- WORK REQUEST -
Copy each line in the data below that contains the word "arrow".

Records from a data collection
----------

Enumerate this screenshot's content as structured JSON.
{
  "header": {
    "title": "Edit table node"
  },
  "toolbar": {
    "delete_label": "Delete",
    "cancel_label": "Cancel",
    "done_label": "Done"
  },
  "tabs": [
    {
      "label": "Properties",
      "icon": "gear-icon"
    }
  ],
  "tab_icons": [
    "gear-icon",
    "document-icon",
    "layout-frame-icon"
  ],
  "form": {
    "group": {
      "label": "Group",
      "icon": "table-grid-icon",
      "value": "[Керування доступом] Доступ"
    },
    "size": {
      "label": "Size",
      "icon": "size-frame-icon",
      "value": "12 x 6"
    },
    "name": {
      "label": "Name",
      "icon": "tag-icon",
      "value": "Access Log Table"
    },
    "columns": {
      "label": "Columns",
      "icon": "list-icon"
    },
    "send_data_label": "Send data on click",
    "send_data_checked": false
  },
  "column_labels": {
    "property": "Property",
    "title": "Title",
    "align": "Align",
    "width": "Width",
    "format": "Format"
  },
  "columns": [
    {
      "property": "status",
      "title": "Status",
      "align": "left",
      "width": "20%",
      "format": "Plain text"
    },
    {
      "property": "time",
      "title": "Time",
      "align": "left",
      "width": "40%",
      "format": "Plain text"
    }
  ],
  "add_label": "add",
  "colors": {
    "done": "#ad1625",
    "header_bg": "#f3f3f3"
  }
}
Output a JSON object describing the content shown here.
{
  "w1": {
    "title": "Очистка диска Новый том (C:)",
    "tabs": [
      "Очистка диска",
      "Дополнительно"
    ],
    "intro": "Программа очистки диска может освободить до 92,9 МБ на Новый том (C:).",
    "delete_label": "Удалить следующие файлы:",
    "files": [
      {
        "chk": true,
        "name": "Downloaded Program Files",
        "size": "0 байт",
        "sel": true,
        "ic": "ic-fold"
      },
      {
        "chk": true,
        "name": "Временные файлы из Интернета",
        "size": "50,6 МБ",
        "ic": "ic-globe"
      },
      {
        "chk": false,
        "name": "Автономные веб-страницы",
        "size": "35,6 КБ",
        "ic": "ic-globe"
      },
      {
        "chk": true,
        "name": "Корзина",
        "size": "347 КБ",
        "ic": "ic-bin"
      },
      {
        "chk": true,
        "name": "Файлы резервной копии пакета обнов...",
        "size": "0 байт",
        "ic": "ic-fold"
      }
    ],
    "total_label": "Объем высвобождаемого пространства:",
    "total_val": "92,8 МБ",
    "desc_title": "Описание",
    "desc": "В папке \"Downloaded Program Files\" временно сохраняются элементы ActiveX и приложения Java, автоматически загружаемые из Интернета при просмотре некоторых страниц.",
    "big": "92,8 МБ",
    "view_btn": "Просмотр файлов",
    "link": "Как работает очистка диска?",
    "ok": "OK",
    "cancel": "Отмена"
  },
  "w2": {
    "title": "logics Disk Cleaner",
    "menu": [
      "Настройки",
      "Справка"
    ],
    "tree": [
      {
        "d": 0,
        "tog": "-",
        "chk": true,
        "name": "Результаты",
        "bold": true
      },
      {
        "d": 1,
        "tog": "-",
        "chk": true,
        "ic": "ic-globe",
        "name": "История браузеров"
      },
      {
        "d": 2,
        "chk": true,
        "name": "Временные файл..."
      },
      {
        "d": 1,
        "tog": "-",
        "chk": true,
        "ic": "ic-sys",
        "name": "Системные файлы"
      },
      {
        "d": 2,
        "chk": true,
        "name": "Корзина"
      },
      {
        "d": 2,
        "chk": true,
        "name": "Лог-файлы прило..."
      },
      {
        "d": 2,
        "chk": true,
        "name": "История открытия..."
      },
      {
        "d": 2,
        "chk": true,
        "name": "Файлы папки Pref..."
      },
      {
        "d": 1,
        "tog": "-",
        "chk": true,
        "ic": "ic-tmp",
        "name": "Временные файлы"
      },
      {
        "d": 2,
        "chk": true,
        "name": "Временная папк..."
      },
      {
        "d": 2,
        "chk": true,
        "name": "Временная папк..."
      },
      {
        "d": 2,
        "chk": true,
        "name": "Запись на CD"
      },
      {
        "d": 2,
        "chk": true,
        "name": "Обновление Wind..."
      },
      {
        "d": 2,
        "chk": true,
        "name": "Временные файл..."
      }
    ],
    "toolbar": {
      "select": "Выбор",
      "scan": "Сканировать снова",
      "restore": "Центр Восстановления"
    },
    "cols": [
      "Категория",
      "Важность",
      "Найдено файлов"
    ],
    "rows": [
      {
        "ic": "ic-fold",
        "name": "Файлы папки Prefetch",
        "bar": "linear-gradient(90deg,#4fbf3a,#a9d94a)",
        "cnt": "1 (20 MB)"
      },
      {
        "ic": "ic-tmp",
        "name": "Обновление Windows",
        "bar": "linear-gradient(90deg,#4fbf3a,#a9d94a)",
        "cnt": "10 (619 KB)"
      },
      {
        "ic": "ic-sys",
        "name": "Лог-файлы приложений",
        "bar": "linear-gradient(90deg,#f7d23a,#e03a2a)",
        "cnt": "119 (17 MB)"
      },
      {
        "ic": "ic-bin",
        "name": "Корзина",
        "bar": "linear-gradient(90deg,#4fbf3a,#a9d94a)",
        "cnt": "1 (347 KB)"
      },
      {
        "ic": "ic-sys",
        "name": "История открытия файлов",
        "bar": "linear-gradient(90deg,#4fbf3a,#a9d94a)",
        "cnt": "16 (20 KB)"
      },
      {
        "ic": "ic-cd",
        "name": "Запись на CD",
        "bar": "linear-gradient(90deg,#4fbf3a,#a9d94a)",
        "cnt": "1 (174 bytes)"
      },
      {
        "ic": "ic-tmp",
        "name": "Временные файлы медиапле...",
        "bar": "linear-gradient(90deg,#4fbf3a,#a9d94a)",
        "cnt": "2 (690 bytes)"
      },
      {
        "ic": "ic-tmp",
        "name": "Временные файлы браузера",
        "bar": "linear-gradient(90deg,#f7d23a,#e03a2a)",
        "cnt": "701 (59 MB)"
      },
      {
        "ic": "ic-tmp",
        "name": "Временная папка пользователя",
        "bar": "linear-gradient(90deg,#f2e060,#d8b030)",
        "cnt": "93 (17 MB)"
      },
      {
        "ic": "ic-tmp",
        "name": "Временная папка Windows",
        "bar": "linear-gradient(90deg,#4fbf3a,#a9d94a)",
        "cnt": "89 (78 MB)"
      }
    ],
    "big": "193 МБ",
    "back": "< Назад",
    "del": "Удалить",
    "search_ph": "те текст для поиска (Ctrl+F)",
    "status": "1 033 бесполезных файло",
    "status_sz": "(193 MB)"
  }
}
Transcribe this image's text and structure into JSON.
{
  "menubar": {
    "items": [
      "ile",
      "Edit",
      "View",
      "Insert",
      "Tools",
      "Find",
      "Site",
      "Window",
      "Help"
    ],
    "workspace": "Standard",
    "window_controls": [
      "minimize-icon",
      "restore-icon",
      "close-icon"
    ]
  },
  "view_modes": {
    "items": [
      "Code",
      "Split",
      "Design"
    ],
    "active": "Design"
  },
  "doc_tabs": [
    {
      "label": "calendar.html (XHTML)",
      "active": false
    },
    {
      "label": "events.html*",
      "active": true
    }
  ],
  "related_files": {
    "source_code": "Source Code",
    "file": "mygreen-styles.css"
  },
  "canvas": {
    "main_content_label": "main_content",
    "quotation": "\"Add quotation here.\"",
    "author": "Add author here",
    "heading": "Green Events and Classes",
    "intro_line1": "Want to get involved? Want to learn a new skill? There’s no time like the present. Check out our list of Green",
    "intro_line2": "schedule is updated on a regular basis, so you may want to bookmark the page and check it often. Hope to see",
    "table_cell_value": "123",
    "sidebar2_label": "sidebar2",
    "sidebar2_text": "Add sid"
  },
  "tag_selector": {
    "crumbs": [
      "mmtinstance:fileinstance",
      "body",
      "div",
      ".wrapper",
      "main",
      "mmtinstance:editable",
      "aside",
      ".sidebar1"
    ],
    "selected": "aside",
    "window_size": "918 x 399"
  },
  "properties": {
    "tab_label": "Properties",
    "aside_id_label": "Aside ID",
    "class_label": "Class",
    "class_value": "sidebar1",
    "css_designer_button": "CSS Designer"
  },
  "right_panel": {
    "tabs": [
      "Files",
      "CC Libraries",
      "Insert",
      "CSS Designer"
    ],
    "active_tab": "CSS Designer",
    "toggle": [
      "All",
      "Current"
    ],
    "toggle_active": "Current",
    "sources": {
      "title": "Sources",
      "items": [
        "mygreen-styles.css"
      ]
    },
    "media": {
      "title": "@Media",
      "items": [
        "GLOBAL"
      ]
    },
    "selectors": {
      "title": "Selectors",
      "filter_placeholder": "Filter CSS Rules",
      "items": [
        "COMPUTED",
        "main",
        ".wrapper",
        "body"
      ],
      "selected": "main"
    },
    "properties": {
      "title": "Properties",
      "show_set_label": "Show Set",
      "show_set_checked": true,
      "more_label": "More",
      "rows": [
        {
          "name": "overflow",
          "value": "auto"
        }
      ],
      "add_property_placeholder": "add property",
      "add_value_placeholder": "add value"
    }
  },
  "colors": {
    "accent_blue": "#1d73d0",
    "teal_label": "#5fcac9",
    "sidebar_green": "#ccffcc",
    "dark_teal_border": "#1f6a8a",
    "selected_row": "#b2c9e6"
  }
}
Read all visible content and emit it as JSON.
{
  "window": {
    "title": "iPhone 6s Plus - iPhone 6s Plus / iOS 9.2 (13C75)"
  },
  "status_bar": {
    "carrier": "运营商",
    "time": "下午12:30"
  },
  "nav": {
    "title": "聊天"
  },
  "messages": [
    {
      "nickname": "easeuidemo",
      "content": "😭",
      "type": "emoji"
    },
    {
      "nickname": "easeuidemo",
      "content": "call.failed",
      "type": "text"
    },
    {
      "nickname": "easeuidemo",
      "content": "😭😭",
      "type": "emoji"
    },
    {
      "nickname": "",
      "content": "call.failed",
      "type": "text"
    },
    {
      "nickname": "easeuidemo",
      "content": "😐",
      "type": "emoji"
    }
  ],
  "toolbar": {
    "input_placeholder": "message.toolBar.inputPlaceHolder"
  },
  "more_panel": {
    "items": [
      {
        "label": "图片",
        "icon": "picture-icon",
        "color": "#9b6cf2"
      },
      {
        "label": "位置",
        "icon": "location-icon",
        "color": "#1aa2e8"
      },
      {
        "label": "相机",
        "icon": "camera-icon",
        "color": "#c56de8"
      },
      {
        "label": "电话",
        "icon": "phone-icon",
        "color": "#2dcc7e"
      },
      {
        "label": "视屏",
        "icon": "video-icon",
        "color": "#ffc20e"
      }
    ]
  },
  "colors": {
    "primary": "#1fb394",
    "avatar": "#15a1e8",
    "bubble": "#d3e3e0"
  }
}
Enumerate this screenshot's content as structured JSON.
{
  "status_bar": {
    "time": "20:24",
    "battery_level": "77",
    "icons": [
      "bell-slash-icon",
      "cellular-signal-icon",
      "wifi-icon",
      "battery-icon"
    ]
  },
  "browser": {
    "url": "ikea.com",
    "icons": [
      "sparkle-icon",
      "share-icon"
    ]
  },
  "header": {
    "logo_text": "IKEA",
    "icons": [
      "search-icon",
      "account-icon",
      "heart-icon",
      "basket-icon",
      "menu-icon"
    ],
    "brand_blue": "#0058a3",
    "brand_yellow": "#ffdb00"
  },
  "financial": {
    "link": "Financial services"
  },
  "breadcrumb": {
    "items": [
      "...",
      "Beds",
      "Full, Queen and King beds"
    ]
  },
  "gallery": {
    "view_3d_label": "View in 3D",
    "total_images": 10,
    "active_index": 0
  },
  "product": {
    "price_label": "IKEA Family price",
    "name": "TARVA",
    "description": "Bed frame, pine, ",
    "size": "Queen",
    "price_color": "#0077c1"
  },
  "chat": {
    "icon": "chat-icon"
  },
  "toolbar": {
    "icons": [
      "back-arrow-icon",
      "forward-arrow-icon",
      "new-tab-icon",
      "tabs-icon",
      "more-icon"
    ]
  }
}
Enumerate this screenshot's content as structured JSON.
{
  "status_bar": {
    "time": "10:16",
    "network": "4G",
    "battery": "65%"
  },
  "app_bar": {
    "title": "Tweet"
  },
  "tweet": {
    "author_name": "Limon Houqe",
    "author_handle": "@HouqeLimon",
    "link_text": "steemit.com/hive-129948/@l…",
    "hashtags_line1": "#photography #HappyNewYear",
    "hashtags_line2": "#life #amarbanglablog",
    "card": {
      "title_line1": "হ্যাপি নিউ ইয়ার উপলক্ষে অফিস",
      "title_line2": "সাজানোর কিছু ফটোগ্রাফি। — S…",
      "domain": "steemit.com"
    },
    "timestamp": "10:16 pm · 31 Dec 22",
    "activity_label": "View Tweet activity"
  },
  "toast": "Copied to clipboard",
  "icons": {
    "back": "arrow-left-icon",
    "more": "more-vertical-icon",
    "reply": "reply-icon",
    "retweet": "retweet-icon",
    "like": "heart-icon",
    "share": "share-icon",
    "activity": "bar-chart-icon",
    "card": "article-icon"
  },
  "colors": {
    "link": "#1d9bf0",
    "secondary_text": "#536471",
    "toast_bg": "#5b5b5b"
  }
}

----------

- RESULT OF THE TASK -
      "back-arrow-icon",
      "forward-arrow-icon",
    "back": "arrow-left-icon",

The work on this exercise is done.